And the country’s rating outlook is “positive,” according to both S&P and Fitch, increasing market optimism that an investment grade rating will be reached by 2012 or even as early as this year.
Sovereign credit ratings evaluate a country’s ability and willingness to repay debt. It also tells investors about the credit risk in a given country.
A high rating means that the country’s credit-worthiness is strong and the risk of debt default is low. Ratings agencies usually assess countries based on economic, financial and political variables.
Indonesia’s improved macroeconomic stability has been cited by ratings agencies as the key factor behind its upgrade. This includes declines in public debt and a rising stock of foreign currency reserves.
Reflecting lower credit risks, an upgrade in a sovereign rating can help emerging economies like Indonesia borrow funds more easily and cheaply in the international capital market.
Indeed, foreign purchases of Indonesia’s financial assets, including debt securities, has been very strong since 2009, on the back of favorable risk-return dynamics in the country, in combination with abundant liquidity in global financial markets.
The easing of funding conditions can boost leverage and economic growth.
In Indonesia, there is significant scope for leveraging. By the end of last year, outstanding bank loans were equivalent to only 27 percent of the country’s nominal gross domestic product, far lower than the ratios in China (120 percent), India (80 percent) and other Asian economies.
Bond market capitalization as a percentage of Indonesia’s GDP was also fairly low at near 20 percent. So it is easy to anticipate that easier financing conditions and declining capital costs could provide an important catalyst to spur economic growth.
A higher sovereign rating may also strengthen investors’ confidence in a country, translating to larger amounts of foreign direct investment. And Indonesia’s rising rating should augment its existing competitiveness in attracting FDI, such as a strong consumer base, cheap labor costs and rich natural resources.
Indeed, Bank Indonesia statistics show that FDI increased to $3.7 billion in the fourth quarter of 2010, exceeding the peak level of $3.4 billion prior to global economic downturn in the third quarter of 2008.
A sovereign rating upgrade leads to an improvement in a country’s finances. But when it comes to the real sector investment made by foreign companies, the sovereign rating may not be the biggest factor.

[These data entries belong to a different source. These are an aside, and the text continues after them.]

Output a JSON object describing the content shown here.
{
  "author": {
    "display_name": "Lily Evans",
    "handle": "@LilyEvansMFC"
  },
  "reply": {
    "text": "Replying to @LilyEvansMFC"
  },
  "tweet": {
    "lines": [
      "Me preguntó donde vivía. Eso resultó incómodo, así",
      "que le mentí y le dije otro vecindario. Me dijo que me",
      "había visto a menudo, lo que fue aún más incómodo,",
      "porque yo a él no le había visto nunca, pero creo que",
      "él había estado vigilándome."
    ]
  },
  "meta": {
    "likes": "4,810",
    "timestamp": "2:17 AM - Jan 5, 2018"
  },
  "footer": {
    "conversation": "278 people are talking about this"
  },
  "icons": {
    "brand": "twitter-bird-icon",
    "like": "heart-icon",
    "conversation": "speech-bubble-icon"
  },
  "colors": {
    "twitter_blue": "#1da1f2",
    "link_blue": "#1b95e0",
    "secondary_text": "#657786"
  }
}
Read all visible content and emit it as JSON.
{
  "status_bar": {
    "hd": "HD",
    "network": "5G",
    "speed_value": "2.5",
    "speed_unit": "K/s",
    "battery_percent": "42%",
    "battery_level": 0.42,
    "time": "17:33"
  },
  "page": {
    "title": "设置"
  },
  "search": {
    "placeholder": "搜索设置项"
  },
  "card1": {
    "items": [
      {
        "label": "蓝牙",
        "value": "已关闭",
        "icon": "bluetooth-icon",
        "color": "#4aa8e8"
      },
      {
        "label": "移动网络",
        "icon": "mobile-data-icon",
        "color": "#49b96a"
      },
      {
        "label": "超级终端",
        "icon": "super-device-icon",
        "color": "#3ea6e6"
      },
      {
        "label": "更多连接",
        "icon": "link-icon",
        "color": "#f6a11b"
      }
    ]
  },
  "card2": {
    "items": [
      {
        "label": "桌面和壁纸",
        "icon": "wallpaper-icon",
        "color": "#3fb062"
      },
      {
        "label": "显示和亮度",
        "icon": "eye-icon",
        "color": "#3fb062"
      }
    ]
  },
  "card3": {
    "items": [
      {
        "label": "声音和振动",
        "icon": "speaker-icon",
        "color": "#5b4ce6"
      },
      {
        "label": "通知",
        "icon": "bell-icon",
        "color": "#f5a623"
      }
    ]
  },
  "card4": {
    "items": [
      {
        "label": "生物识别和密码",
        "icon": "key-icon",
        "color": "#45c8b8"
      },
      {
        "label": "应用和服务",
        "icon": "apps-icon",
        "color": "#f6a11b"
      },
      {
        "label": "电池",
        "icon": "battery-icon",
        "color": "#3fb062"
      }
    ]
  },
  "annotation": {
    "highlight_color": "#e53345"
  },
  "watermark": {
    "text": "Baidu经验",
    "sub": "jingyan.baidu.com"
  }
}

Multinational companies in Indonesia still confront many business barriers, such as weak infrastructure, labor market rigidness and legal uncertainties.
Much still needs to be done to ensure that business hurdles will be removed and capital inflows will be directed into productive areas of the economy.
There are positive signs in this direction, including the Finance Ministry allocating more money for infrastructure this year and a land-acquisition bill aimed at easing construction that has been submitted to lawmakers.
Pro-business reforms are crucial in order to boost the long-term real-sector investment that could boost Indonesia’s growth potential. Tieying Ma is an economist with DBS Group Research.